DATA SUPPLIED ▸
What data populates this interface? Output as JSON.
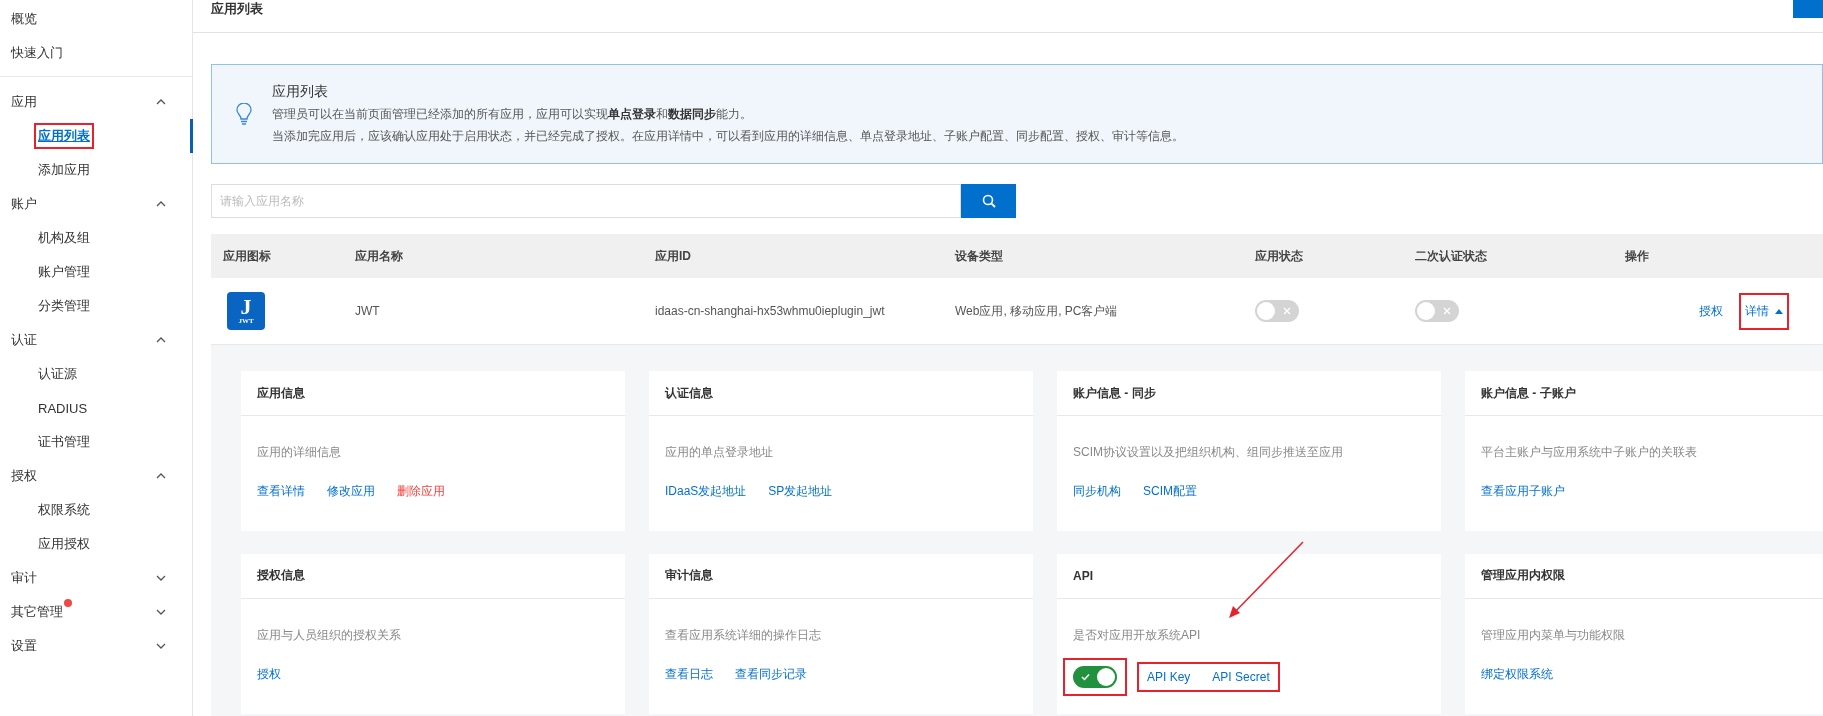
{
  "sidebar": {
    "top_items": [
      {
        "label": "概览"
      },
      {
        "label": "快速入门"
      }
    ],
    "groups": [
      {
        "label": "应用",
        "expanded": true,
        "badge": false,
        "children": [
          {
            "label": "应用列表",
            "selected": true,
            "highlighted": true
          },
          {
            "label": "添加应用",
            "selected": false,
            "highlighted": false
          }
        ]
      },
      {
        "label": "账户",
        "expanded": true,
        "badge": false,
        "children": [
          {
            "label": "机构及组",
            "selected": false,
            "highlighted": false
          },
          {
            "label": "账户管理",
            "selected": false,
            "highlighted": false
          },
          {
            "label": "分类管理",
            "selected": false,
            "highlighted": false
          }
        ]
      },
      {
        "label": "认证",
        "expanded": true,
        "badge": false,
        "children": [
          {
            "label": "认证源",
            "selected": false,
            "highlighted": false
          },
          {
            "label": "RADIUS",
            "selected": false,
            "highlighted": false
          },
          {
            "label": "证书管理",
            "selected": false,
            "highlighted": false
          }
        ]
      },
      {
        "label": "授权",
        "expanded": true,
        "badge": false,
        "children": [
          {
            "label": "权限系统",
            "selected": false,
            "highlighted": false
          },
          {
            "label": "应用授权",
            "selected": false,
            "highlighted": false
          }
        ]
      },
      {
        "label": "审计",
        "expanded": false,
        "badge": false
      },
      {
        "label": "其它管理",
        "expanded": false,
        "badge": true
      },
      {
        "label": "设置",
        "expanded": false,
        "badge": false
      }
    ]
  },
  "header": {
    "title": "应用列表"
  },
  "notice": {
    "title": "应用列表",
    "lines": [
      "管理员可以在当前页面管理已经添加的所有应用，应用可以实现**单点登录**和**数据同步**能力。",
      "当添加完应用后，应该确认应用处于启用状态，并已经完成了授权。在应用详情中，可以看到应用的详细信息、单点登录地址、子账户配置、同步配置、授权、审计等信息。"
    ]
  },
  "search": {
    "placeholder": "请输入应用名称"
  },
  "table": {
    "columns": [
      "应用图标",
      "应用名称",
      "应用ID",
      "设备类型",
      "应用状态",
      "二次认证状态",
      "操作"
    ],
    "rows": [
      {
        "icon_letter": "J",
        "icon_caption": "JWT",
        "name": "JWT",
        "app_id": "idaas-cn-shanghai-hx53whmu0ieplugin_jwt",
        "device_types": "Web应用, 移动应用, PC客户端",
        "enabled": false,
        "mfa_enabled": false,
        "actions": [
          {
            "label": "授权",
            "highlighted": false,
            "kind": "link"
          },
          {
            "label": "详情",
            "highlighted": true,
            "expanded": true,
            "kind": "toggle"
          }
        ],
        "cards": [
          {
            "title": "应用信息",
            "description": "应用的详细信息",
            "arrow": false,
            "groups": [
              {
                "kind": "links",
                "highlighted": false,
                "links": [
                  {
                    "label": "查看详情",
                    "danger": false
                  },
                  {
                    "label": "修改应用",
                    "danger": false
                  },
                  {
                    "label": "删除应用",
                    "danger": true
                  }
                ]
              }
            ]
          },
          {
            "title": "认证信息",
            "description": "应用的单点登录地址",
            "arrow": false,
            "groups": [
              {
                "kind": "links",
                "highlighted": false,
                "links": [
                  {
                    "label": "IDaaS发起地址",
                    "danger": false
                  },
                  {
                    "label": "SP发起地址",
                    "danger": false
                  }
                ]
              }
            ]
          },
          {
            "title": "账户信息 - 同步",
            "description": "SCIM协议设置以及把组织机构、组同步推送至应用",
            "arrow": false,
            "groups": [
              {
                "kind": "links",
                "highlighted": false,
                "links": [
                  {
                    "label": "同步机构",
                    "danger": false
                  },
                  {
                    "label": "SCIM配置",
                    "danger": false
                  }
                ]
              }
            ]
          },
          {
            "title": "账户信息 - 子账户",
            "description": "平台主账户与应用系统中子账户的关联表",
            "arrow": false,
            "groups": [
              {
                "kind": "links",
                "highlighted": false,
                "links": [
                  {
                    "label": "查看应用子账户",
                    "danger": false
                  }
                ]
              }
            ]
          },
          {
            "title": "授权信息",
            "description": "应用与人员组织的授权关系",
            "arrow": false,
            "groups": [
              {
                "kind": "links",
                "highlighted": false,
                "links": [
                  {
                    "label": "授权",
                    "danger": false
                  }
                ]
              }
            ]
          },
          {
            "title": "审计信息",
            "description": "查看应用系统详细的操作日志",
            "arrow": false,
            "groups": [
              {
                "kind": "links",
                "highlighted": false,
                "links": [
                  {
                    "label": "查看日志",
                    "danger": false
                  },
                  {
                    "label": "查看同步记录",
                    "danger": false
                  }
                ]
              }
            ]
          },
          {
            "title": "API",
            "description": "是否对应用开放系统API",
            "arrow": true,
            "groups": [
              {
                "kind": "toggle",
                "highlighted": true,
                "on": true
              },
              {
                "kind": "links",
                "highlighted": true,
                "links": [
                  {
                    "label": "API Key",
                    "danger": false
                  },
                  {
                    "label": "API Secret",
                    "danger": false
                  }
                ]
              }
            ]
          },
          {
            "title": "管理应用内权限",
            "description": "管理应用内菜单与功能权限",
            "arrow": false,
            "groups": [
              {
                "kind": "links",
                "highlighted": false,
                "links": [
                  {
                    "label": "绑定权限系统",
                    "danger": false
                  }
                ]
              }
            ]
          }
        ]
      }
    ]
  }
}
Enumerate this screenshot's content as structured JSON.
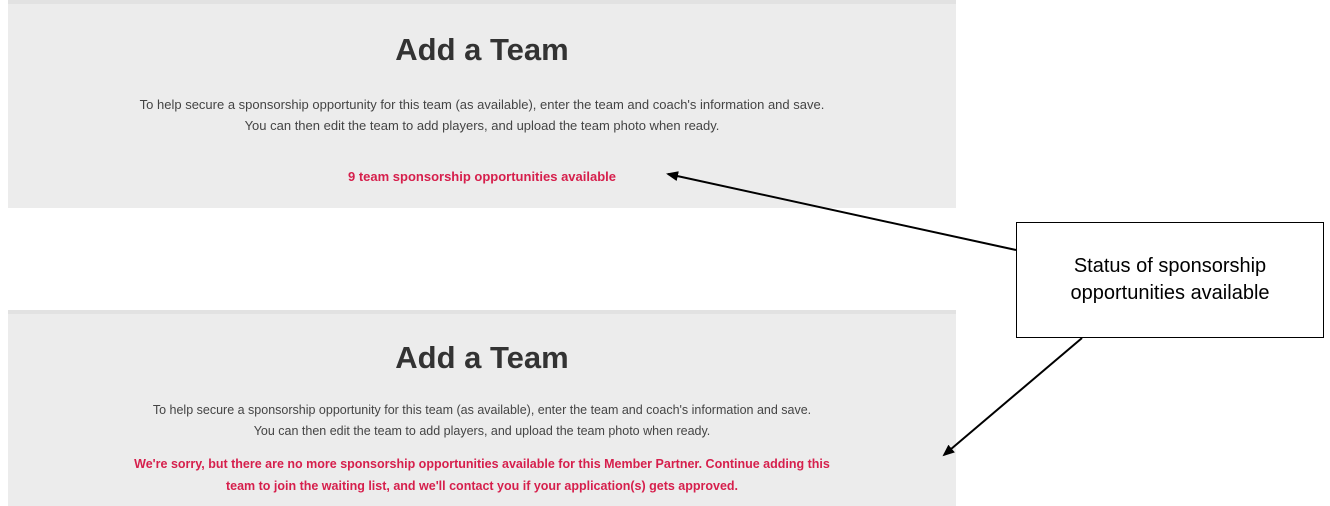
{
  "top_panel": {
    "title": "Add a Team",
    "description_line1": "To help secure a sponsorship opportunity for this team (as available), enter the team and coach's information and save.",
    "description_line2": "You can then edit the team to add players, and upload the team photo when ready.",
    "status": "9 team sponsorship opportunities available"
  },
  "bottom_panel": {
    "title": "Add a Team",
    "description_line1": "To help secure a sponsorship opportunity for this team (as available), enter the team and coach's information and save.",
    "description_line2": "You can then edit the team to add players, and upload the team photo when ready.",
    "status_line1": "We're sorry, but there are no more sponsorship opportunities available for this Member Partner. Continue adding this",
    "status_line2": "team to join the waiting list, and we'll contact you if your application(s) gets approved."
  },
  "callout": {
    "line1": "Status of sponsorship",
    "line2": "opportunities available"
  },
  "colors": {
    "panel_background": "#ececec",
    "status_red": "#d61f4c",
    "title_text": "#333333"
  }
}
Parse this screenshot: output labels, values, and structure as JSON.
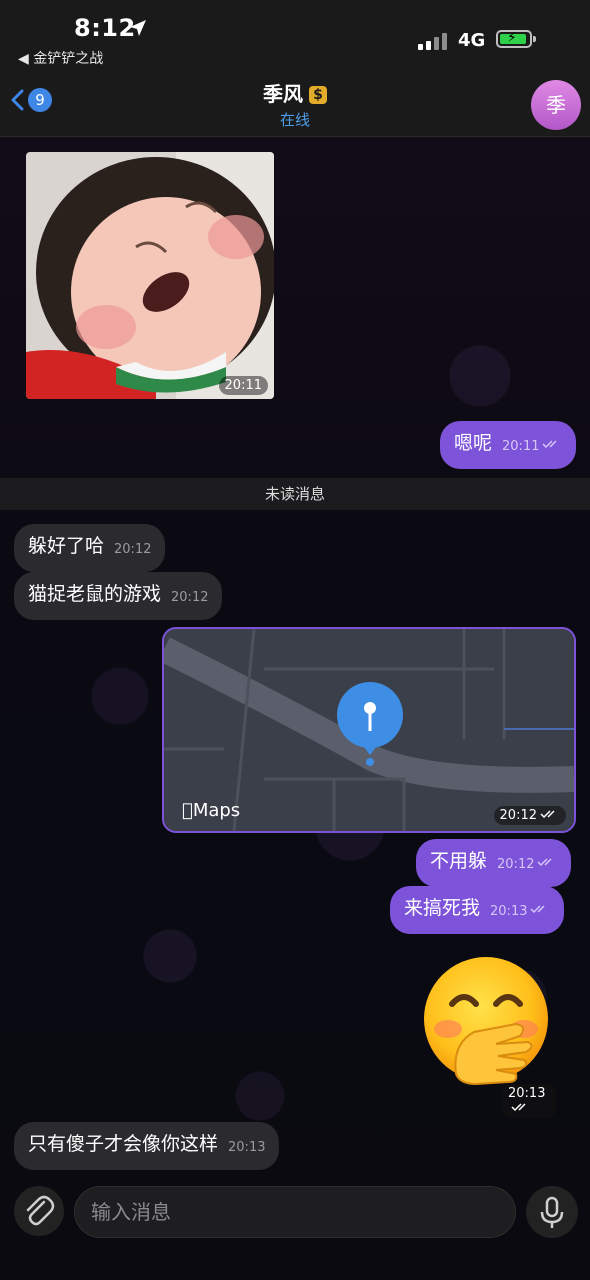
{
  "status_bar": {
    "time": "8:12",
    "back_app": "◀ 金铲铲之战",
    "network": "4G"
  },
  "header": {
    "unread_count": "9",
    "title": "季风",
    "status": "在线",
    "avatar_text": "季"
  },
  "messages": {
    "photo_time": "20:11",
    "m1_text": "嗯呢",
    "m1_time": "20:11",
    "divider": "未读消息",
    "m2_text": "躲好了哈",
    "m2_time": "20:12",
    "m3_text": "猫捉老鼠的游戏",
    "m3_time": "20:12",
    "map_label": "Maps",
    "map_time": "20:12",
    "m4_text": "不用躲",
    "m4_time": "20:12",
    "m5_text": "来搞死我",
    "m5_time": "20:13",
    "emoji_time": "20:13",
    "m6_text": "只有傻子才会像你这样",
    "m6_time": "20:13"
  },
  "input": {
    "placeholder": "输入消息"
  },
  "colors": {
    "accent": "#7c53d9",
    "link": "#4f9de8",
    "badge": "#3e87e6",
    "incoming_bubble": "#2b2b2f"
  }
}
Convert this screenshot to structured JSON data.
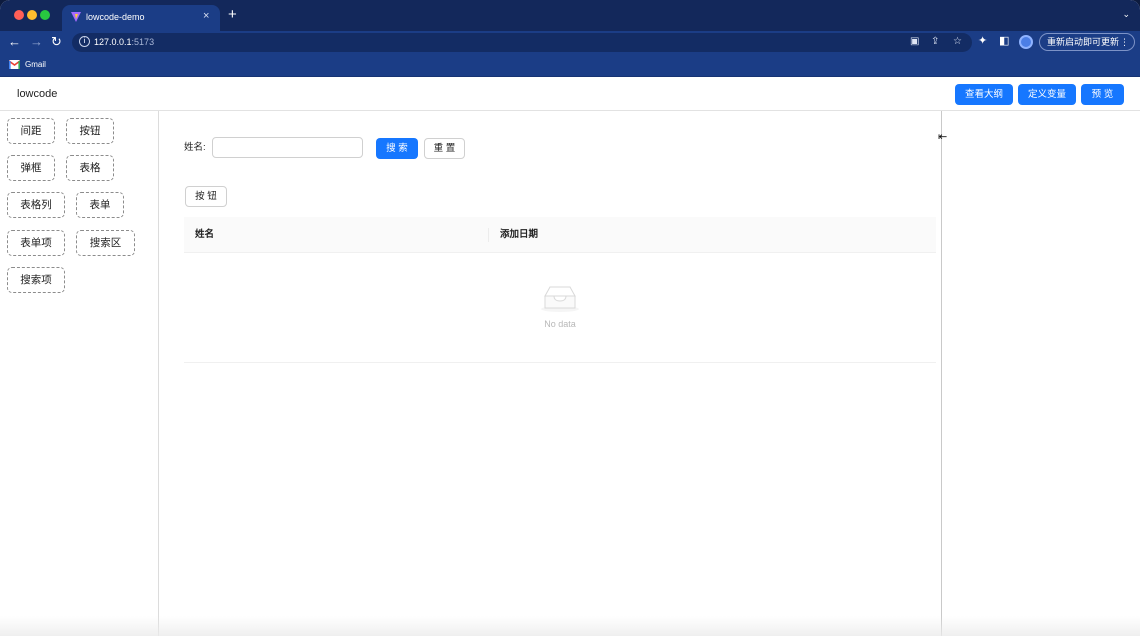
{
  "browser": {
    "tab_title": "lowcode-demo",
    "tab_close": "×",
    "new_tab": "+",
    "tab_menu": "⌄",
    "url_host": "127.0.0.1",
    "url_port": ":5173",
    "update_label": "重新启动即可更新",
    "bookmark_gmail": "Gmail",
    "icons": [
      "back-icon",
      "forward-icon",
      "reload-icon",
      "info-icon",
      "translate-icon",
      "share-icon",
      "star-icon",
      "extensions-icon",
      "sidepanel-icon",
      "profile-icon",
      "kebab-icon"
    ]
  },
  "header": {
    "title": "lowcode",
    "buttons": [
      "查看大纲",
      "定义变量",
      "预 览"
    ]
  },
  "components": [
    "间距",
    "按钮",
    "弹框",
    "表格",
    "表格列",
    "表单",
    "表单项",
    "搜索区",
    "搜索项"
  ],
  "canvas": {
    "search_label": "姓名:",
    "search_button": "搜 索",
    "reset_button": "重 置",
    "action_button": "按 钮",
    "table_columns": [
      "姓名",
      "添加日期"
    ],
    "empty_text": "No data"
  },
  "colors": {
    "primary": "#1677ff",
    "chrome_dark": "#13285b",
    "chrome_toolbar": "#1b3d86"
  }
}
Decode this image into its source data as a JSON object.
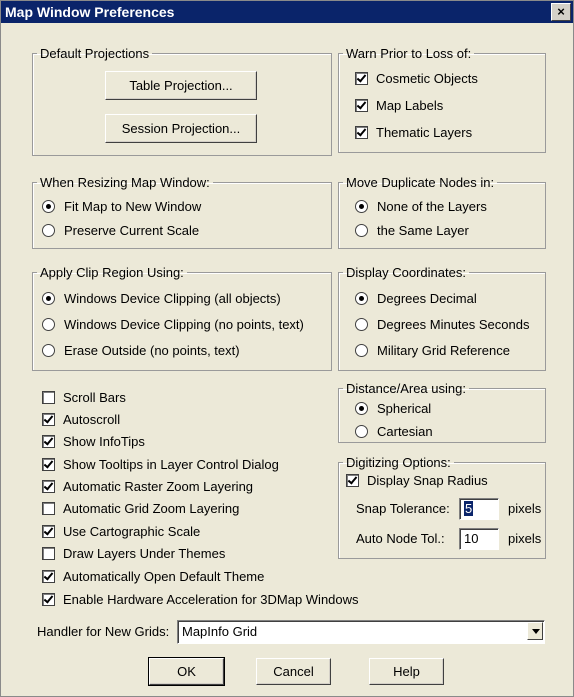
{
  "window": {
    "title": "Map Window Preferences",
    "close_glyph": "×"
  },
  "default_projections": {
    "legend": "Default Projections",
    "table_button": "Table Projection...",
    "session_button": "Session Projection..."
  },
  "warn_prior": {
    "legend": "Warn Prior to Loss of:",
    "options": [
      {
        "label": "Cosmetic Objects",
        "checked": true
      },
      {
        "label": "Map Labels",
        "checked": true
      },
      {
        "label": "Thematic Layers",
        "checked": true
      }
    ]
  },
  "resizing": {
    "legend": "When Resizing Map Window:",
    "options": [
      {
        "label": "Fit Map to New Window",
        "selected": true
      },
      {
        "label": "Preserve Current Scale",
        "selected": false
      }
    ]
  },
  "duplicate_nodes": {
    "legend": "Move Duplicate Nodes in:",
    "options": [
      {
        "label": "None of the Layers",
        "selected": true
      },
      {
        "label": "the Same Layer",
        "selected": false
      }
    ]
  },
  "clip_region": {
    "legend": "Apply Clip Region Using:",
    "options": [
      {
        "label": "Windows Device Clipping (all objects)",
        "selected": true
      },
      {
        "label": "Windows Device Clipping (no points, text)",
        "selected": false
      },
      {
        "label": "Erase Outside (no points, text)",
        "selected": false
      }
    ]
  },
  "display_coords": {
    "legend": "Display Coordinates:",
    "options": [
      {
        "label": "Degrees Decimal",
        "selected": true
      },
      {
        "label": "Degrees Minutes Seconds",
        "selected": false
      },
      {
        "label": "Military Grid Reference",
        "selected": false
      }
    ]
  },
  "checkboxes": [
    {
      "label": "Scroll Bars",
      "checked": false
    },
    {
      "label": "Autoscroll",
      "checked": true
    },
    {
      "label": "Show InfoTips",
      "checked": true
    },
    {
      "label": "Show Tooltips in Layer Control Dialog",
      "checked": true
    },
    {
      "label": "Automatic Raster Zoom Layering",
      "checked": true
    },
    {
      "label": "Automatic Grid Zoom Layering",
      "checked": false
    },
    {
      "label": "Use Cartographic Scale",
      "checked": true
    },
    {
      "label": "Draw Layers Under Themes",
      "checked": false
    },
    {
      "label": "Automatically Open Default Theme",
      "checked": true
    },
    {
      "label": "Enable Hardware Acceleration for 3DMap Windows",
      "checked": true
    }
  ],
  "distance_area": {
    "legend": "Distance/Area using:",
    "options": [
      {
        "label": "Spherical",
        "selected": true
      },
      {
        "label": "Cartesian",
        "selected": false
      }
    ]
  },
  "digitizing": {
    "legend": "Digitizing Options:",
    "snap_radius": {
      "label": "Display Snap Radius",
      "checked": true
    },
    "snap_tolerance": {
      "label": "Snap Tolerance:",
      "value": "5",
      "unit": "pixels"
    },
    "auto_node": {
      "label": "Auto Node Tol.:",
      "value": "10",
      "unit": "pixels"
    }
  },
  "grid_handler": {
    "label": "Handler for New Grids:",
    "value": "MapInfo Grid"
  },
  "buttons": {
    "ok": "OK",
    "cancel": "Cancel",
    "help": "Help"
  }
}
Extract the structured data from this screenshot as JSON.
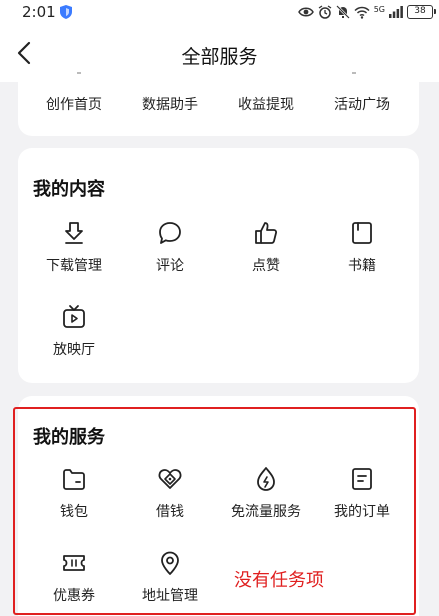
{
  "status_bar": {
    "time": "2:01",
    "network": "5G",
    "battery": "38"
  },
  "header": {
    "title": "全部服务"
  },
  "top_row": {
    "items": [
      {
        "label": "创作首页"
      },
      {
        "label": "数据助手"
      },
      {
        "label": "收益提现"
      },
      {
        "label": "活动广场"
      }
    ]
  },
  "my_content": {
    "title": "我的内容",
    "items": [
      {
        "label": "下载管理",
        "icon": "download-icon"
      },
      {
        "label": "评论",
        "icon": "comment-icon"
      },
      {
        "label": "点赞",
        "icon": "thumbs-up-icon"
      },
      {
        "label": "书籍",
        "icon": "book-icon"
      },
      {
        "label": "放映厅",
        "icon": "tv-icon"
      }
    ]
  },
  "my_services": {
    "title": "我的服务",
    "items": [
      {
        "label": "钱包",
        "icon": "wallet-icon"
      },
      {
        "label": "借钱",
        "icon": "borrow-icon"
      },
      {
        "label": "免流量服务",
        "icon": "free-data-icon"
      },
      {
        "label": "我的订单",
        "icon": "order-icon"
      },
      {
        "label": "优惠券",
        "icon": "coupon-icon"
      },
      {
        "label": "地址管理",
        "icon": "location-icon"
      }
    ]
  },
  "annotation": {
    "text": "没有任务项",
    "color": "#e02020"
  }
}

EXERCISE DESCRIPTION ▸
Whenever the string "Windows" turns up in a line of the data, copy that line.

ANSWER FOR THE TASK ▸
        "label": "Windows Device Clipping (all objects)",
        "label": "Windows Device Clipping (no points, text)",
      "label": "Enable Hardware Acceleration for 3DMap Windows",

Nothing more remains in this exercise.